(Dataset records)
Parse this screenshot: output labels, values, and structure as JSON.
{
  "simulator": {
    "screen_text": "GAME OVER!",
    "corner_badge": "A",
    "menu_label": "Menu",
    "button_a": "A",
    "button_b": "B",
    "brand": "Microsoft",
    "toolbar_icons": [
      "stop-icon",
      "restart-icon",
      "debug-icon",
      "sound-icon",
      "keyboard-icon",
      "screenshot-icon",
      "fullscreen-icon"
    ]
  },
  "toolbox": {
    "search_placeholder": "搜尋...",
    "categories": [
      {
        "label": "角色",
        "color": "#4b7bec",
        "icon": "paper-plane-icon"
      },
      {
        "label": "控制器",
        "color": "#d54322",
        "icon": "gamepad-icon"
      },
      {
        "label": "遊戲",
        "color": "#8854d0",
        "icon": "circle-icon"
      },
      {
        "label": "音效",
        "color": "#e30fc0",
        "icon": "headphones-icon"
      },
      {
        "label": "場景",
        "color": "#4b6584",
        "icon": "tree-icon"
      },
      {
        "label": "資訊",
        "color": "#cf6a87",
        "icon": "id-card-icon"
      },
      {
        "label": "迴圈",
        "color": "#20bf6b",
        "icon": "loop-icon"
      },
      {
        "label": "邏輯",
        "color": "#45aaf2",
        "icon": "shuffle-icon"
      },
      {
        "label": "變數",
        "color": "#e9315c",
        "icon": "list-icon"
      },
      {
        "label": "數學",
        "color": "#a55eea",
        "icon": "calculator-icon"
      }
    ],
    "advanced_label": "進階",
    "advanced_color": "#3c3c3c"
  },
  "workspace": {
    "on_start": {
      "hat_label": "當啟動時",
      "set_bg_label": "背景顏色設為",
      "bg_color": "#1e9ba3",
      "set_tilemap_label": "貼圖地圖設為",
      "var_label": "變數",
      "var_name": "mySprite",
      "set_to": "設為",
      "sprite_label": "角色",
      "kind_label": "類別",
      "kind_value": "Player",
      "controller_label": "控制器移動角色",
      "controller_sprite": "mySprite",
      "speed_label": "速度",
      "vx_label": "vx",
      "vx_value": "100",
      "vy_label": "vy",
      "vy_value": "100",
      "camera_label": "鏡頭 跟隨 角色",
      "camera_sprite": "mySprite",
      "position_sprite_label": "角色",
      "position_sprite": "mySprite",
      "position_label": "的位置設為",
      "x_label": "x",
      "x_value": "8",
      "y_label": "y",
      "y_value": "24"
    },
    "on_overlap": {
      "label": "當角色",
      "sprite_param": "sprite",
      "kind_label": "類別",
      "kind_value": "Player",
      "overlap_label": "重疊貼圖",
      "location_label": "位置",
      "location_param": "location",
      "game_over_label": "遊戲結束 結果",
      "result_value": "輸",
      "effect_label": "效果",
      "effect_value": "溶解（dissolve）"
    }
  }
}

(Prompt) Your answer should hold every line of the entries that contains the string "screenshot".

(Exercise answer)
Parse this screenshot: output labels, values, and structure as JSON.
      "screenshot-icon",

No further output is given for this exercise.